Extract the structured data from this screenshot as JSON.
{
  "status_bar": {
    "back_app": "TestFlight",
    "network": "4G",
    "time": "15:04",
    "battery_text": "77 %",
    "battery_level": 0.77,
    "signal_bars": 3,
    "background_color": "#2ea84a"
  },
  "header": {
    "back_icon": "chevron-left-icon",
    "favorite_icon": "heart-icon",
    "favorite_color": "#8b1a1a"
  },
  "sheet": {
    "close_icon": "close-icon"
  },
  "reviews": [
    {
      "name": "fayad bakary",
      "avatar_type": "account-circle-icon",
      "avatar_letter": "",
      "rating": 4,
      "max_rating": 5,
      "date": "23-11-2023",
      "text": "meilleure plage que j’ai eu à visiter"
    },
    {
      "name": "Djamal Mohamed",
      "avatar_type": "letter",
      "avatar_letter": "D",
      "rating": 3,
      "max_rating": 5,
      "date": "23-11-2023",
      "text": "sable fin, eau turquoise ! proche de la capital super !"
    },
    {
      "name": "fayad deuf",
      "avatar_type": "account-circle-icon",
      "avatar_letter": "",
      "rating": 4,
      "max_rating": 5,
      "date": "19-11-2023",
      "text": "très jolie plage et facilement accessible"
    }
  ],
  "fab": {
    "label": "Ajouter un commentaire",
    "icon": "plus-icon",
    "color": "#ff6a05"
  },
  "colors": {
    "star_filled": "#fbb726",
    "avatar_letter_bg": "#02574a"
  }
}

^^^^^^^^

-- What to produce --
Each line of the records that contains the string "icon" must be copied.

-- Response to the task --
    "back_icon": "chevron-left-icon",
    "favorite_icon": "heart-icon",
    "close_icon": "close-icon"
      "avatar_type": "account-circle-icon",
      "avatar_type": "account-circle-icon",
    "icon": "plus-icon",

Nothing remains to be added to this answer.